By lunch time I was getting a Bad Feeling about the whole enterprise. R also got a Bad Feeling every time he had to come down to the wild garden to talk to me about something, and the atmosphere turned stormy.
As if in sympathy, the atmosphere turned stormy, which is why, when I realised that there was a handsome male Lesser Hornet Hoverfly browsing the hemp agrimony, I had just about the worst imaginable time trying to take his photo, as the long slender stems were whipped back and forth at high speed. I found myself thinking bitterly that his Latin name, Volucella inanis, felt like a comment on the inadvisability of attempting macro photography under these conditions. I also found myself wanting to scream, but managed to hang on to the last shreds of my self-control.

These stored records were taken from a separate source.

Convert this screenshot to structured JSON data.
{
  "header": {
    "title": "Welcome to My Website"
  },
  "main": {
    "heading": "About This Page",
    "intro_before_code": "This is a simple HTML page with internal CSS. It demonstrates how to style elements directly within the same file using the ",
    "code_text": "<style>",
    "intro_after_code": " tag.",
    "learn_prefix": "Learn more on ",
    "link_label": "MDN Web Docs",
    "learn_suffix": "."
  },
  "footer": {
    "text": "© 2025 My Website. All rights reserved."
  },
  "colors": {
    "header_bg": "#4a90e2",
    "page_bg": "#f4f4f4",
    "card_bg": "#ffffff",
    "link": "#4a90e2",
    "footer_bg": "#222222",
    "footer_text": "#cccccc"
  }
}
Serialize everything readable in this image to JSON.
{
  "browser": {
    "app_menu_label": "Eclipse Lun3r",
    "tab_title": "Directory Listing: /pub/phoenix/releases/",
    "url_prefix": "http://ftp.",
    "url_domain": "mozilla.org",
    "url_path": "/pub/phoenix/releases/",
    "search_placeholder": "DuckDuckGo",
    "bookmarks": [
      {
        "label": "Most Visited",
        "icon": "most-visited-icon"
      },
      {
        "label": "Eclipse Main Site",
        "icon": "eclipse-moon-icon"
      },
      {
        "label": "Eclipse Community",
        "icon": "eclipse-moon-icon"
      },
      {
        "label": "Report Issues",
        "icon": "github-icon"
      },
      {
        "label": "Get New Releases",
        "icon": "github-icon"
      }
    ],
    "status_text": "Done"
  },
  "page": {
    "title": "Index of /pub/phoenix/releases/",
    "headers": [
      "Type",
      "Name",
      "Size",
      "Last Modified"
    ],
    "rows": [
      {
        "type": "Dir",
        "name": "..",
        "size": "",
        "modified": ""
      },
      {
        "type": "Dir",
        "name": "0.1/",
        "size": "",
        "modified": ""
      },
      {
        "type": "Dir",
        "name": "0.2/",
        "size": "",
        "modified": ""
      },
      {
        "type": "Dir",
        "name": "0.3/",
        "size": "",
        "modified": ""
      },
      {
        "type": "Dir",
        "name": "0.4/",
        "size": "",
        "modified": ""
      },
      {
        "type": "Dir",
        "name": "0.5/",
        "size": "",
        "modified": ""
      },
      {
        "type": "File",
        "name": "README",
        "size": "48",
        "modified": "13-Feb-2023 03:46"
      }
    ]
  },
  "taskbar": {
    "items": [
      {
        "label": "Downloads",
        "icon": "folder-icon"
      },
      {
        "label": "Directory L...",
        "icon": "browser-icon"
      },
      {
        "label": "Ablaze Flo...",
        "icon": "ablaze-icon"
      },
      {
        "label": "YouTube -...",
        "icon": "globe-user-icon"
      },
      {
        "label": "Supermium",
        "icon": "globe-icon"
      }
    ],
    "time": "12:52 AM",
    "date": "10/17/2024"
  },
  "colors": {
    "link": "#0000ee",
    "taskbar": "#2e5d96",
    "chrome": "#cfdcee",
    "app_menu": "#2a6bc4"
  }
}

By the time I'd rattled off 300 frames at this one subject, I was reasonably confident that something would be at least approximately in focus, so I went back to watching the pond. Then I fetched a book and read several chapters, while watching the pond. After a while I realised that I was actually quite cold, so I went back to the house for a while, and when I came back out and (pessimistically) checked the net, to my astonishment the fish was in it, lunching on soggy bread.
Twenty minutes later the fish was in the river, where I hope it has a wonderful time right up till it gets eaten by something bigger, and as soon as we arrived back home I started the tedious process of refilling the pond. By dinner time all the plants, diving beetles, water snails, and larvae (well, I only found one actual larva, but that doesn't mean there weren't smaller ones that I didn't notice!) were back in their home, and the drained water and sludge had been carefully poured back in. It looks like soup again, of course, but it will clear over the next couple of days.
I'm now quite tired, but with the fish rehomed and a dozen of my 300 shots turning out to be - more or less - in focus, I can at least congratulate myself on a couple of outcomes that were better than had seemed likely earlier in the day. I just wish I could shake the nagging feeling I have that there might have been more than one fish in the pond......